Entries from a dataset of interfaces
..............................

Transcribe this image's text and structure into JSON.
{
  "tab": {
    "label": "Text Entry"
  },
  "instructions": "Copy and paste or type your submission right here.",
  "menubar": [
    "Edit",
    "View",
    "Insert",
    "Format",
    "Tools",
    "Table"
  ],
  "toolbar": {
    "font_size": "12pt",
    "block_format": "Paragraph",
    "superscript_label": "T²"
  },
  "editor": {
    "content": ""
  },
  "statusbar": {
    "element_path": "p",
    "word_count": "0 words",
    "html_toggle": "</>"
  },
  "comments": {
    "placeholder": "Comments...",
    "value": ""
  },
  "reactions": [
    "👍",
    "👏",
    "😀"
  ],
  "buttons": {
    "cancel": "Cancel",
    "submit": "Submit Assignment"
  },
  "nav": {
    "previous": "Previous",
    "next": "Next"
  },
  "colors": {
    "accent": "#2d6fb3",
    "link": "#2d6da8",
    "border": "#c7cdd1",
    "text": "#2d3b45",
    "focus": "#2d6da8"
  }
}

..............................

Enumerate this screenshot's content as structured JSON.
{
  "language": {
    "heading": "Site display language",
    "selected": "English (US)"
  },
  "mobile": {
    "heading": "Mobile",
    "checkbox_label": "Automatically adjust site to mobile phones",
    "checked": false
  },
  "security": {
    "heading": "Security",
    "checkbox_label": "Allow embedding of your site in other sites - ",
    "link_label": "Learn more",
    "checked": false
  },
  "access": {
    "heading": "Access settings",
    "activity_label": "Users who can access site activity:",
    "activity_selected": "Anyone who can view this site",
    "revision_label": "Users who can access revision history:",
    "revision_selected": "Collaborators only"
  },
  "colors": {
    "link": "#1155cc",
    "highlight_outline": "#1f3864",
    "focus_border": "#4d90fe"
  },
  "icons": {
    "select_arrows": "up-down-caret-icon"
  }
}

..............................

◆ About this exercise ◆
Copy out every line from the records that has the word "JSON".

◆ Solution to this problem ◆
Transcribe this image's text and structure into JSON.
Enumerate this screenshot's content as structured JSON.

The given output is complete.